>>
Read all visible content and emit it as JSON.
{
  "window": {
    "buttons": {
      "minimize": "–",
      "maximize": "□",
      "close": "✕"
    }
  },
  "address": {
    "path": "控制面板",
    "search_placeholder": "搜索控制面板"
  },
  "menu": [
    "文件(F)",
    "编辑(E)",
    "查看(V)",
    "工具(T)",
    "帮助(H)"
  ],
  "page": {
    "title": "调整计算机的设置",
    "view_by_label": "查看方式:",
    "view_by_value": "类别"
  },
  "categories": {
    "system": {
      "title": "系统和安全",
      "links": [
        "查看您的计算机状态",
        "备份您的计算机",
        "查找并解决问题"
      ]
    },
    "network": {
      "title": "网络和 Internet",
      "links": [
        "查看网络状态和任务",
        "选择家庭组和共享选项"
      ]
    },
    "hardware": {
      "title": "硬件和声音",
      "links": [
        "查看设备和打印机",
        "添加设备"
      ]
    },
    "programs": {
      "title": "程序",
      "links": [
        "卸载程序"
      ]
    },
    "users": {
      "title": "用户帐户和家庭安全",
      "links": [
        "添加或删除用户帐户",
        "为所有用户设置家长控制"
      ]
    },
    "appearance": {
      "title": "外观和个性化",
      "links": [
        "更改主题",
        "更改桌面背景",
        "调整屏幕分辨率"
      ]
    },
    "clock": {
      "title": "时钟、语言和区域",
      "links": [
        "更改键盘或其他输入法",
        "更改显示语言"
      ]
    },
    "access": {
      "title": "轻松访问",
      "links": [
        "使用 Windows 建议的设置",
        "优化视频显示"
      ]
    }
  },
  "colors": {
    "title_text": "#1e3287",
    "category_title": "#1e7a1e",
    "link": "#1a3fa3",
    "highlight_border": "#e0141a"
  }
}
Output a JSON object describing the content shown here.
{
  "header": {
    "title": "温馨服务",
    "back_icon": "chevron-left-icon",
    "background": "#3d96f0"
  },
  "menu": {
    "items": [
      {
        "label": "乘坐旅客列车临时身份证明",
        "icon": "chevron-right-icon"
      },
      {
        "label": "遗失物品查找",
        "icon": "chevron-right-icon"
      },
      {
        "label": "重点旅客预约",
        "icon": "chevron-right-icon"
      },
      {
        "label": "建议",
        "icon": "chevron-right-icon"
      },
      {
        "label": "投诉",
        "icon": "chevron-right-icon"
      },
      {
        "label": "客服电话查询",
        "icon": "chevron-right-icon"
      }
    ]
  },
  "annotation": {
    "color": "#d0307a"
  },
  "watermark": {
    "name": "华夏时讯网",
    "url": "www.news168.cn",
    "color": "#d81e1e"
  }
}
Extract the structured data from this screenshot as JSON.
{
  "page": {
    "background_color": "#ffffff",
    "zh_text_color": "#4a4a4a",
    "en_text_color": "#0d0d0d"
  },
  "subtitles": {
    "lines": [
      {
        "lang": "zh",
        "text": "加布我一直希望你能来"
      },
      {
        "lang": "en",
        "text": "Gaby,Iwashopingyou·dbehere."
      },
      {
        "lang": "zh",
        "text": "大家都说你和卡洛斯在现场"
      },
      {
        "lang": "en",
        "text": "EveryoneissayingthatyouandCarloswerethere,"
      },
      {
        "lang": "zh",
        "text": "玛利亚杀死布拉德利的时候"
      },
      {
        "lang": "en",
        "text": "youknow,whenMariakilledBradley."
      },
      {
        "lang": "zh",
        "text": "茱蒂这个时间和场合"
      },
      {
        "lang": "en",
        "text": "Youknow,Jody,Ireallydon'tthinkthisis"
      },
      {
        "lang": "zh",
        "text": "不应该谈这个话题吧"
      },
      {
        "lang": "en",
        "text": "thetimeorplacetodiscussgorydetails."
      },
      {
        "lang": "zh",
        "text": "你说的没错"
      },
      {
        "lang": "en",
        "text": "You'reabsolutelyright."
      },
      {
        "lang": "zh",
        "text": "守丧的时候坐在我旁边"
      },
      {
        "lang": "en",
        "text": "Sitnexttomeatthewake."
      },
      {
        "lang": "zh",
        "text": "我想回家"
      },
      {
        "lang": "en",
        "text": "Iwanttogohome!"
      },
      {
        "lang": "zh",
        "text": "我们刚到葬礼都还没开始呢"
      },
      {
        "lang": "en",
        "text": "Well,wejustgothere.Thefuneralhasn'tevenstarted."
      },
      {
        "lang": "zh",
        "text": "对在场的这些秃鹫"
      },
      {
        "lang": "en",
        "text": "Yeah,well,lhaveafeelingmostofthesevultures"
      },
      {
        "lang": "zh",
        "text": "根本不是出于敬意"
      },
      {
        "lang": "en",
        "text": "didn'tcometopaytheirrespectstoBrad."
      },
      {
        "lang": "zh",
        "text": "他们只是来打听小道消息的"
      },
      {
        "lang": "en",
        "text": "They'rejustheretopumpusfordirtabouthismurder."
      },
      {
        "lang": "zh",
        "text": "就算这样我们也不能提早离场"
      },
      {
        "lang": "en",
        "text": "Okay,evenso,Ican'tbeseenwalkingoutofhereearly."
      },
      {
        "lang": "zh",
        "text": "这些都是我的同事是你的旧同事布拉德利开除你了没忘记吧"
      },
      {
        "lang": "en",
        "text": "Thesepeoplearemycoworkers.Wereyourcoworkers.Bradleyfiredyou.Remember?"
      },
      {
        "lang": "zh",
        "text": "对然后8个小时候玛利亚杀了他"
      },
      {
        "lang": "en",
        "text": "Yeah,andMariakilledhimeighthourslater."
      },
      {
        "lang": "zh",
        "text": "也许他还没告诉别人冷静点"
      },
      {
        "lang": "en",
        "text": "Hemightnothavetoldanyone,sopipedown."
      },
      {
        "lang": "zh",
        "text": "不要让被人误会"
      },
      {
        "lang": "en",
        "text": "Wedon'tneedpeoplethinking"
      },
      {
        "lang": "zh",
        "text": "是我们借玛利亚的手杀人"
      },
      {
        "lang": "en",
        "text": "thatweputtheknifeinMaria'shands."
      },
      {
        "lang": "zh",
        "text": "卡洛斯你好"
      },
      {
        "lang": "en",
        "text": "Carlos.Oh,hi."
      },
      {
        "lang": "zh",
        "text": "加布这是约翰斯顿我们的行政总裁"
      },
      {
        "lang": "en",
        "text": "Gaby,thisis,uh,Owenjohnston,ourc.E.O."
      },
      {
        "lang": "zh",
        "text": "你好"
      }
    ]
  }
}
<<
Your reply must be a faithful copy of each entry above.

Read all visible content and emit it as JSON.
{
  "window": {
    "buttons": {
      "minimize": "–",
      "maximize": "□",
      "close": "✕"
    }
  },
  "address": {
    "path": "控制面板",
    "search_placeholder": "搜索控制面板"
  },
  "menu": [
    "文件(F)",
    "编辑(E)",
    "查看(V)",
    "工具(T)",
    "帮助(H)"
  ],
  "page": {
    "title": "调整计算机的设置",
    "view_by_label": "查看方式:",
    "view_by_value": "类别"
  },
  "categories": {
    "system": {
      "title": "系统和安全",
      "links": [
        "查看您的计算机状态",
        "备份您的计算机",
        "查找并解决问题"
      ]
    },
    "network": {
      "title": "网络和 Internet",
      "links": [
        "查看网络状态和任务",
        "选择家庭组和共享选项"
      ]
    },
    "hardware": {
      "title": "硬件和声音",
      "links": [
        "查看设备和打印机",
        "添加设备"
      ]
    },
    "programs": {
      "title": "程序",
      "links": [
        "卸载程序"
      ]
    },
    "users": {
      "title": "用户帐户和家庭安全",
      "links": [
        "添加或删除用户帐户",
        "为所有用户设置家长控制"
      ]
    },
    "appearance": {
      "title": "外观和个性化",
      "links": [
        "更改主题",
        "更改桌面背景",
        "调整屏幕分辨率"
      ]
    },
    "clock": {
      "title": "时钟、语言和区域",
      "links": [
        "更改键盘或其他输入法",
        "更改显示语言"
      ]
    },
    "access": {
      "title": "轻松访问",
      "links": [
        "使用 Windows 建议的设置",
        "优化视频显示"
      ]
    }
  },
  "colors": {
    "title_text": "#1e3287",
    "category_title": "#1e7a1e",
    "link": "#1a3fa3",
    "highlight_border": "#e0141a"
  }
}
Output a JSON object describing the content shown here.
{
  "header": {
    "title": "温馨服务",
    "back_icon": "chevron-left-icon",
    "background": "#3d96f0"
  },
  "menu": {
    "items": [
      {
        "label": "乘坐旅客列车临时身份证明",
        "icon": "chevron-right-icon"
      },
      {
        "label": "遗失物品查找",
        "icon": "chevron-right-icon"
      },
      {
        "label": "重点旅客预约",
        "icon": "chevron-right-icon"
      },
      {
        "label": "建议",
        "icon": "chevron-right-icon"
      },
      {
        "label": "投诉",
        "icon": "chevron-right-icon"
      },
      {
        "label": "客服电话查询",
        "icon": "chevron-right-icon"
      }
    ]
  },
  "annotation": {
    "color": "#d0307a"
  },
  "watermark": {
    "name": "华夏时讯网",
    "url": "www.news168.cn",
    "color": "#d81e1e"
  }
}
Extract the structured data from this screenshot as JSON.
{
  "page": {
    "background_color": "#ffffff",
    "zh_text_color": "#4a4a4a",
    "en_text_color": "#0d0d0d"
  },
  "subtitles": {
    "lines": [
      {
        "lang": "zh",
        "text": "加布我一直希望你能来"
      },
      {
        "lang": "en",
        "text": "Gaby,Iwashopingyou·dbehere."
      },
      {
        "lang": "zh",
        "text": "大家都说你和卡洛斯在现场"
      },
      {
        "lang": "en",
        "text": "EveryoneissayingthatyouandCarloswerethere,"
      },
      {
        "lang": "zh",
        "text": "玛利亚杀死布拉德利的时候"
      },
      {
        "lang": "en",
        "text": "youknow,whenMariakilledBradley."
      },
      {
        "lang": "zh",
        "text": "茱蒂这个时间和场合"
      },
      {
        "lang": "en",
        "text": "Youknow,Jody,Ireallydon'tthinkthisis"
      },
      {
        "lang": "zh",
        "text": "不应该谈这个话题吧"
      },
      {
        "lang": "en",
        "text": "thetimeorplacetodiscussgorydetails."
      },
      {
        "lang": "zh",
        "text": "你说的没错"
      },
      {
        "lang": "en",
        "text": "You'reabsolutelyright."
      },
      {
        "lang": "zh",
        "text": "守丧的时候坐在我旁边"
      },
      {
        "lang": "en",
        "text": "Sitnexttomeatthewake."
      },
      {
        "lang": "zh",
        "text": "我想回家"
      },
      {
        "lang": "en",
        "text": "Iwanttogohome!"
      },
      {
        "lang": "zh",
        "text": "我们刚到葬礼都还没开始呢"
      },
      {
        "lang": "en",
        "text": "Well,wejustgothere.Thefuneralhasn'tevenstarted."
      },
      {
        "lang": "zh",
        "text": "对在场的这些秃鹫"
      },
      {
        "lang": "en",
        "text": "Yeah,well,lhaveafeelingmostofthesevultures"
      },
      {
        "lang": "zh",
        "text": "根本不是出于敬意"
      },
      {
        "lang": "en",
        "text": "didn'tcometopaytheirrespectstoBrad."
      },
      {
        "lang": "zh",
        "text": "他们只是来打听小道消息的"
      },
      {
        "lang": "en",
        "text": "They'rejustheretopumpusfordirtabouthismurder."
      },
      {
        "lang": "zh",
        "text": "就算这样我们也不能提早离场"
      },
      {
        "lang": "en",
        "text": "Okay,evenso,Ican'tbeseenwalkingoutofhereearly."
      },
      {
        "lang": "zh",
        "text": "这些都是我的同事是你的旧同事布拉德利开除你了没忘记吧"
      },
      {
        "lang": "en",
        "text": "Thesepeoplearemycoworkers.Wereyourcoworkers.Bradleyfiredyou.Remember?"
      },
      {
        "lang": "zh",
        "text": "对然后8个小时候玛利亚杀了他"
      },
      {
        "lang": "en",
        "text": "Yeah,andMariakilledhimeighthourslater."
      },
      {
        "lang": "zh",
        "text": "也许他还没告诉别人冷静点"
      },
      {
        "lang": "en",
        "text": "Hemightnothavetoldanyone,sopipedown."
      },
      {
        "lang": "zh",
        "text": "不要让被人误会"
      },
      {
        "lang": "en",
        "text": "Wedon'tneedpeoplethinking"
      },
      {
        "lang": "zh",
        "text": "是我们借玛利亚的手杀人"
      },
      {
        "lang": "en",
        "text": "thatweputtheknifeinMaria'shands."
      },
      {
        "lang": "zh",
        "text": "卡洛斯你好"
      },
      {
        "lang": "en",
        "text": "Carlos.Oh,hi."
      },
      {
        "lang": "zh",
        "text": "加布这是约翰斯顿我们的行政总裁"
      },
      {
        "lang": "en",
        "text": "Gaby,thisis,uh,Owenjohnston,ourc.E.O."
      },
      {
        "lang": "zh",
        "text": "你好"
      }
    ]
  }
}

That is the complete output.